REQUIREMENT |
Which lines below contain the word "kind"? Copy each of them.

====== RECORDS SUPPLIED

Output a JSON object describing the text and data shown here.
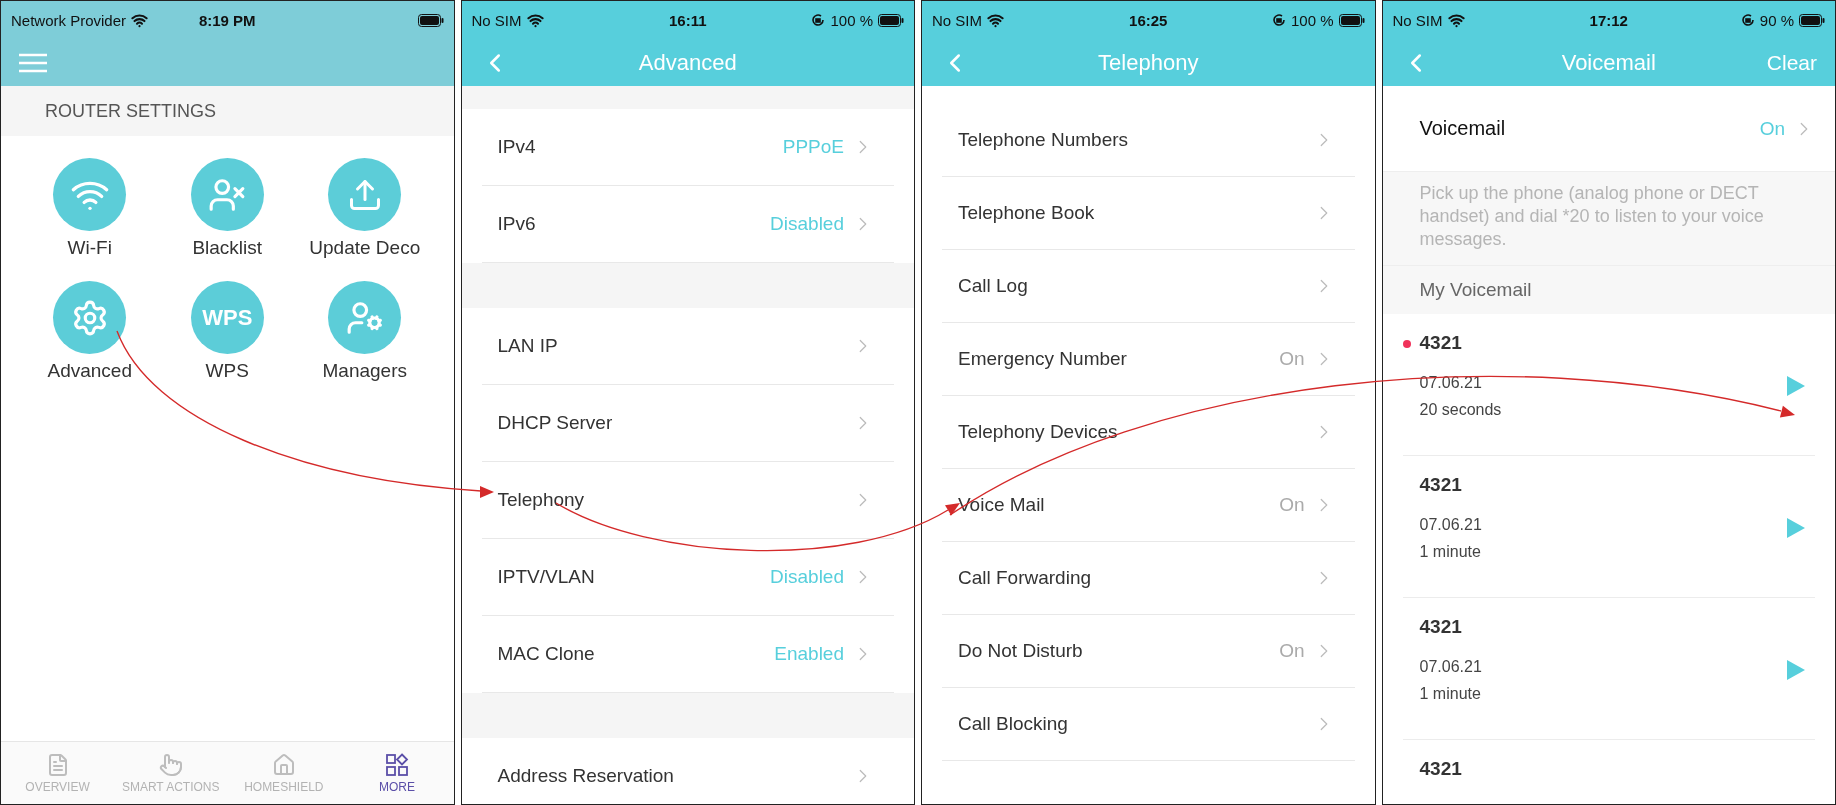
{
  "screens": [
    {
      "kind": "router_settings",
      "status_bar": {
        "carrier": "Network Provider",
        "time": "8:19 PM"
      },
      "section_title": "ROUTER SETTINGS",
      "tiles": [
        {
          "label": "Wi-Fi"
        },
        {
          "label": "Blacklist"
        },
        {
          "label": "Update Deco"
        },
        {
          "label": "Advanced"
        },
        {
          "label": "WPS",
          "icon_text": "WPS"
        },
        {
          "label": "Managers"
        }
      ],
      "bottom_nav": [
        {
          "label": "OVERVIEW",
          "selected": false
        },
        {
          "label": "SMART ACTIONS",
          "selected": false
        },
        {
          "label": "HOMESHIELD",
          "selected": false
        },
        {
          "label": "MORE",
          "selected": true
        }
      ]
    },
    {
      "kind": "settings_list",
      "status_bar": {
        "carrier": "No SIM",
        "time": "16:11",
        "battery": "100 %"
      },
      "title": "Advanced",
      "grouped": true,
      "groups": [
        [
          {
            "label": "IPv4",
            "value": "PPPoE"
          },
          {
            "label": "IPv6",
            "value": "Disabled"
          }
        ],
        [
          {
            "label": "LAN IP"
          },
          {
            "label": "DHCP Server"
          },
          {
            "label": "Telephony"
          },
          {
            "label": "IPTV/VLAN",
            "value": "Disabled"
          },
          {
            "label": "MAC Clone",
            "value": "Enabled"
          }
        ],
        [
          {
            "label": "Address Reservation"
          }
        ]
      ]
    },
    {
      "kind": "settings_list",
      "status_bar": {
        "carrier": "No SIM",
        "time": "16:25",
        "battery": "100 %"
      },
      "title": "Telephony",
      "grouped": false,
      "groups": [
        [
          {
            "label": "Telephone Numbers"
          },
          {
            "label": "Telephone Book"
          },
          {
            "label": "Call Log"
          },
          {
            "label": "Emergency Number",
            "value": "On"
          },
          {
            "label": "Telephony Devices"
          },
          {
            "label": "Voice Mail",
            "value": "On"
          },
          {
            "label": "Call Forwarding"
          },
          {
            "label": "Do Not Disturb",
            "value": "On"
          },
          {
            "label": "Call Blocking"
          }
        ]
      ]
    },
    {
      "kind": "voicemail",
      "status_bar": {
        "carrier": "No SIM",
        "time": "17:12",
        "battery": "90 %"
      },
      "title": "Voicemail",
      "action": "Clear",
      "setting": {
        "label": "Voicemail",
        "value": "On"
      },
      "note": "Pick up the phone (analog phone or DECT handset) and dial *20 to listen to your voice messages.",
      "section_title": "My Voicemail",
      "messages": [
        {
          "number": "4321",
          "date": "07.06.21",
          "duration": "20 seconds",
          "unread": true
        },
        {
          "number": "4321",
          "date": "07.06.21",
          "duration": "1 minute",
          "unread": false
        },
        {
          "number": "4321",
          "date": "07.06.21",
          "duration": "1 minute",
          "unread": false
        },
        {
          "number": "4321",
          "unread": false
        }
      ]
    }
  ]
}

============

OUTPUT OF THE EXERCISE |
      "kind": "router_settings",
      "kind": "settings_list",
      "kind": "settings_list",
      "kind": "voicemail",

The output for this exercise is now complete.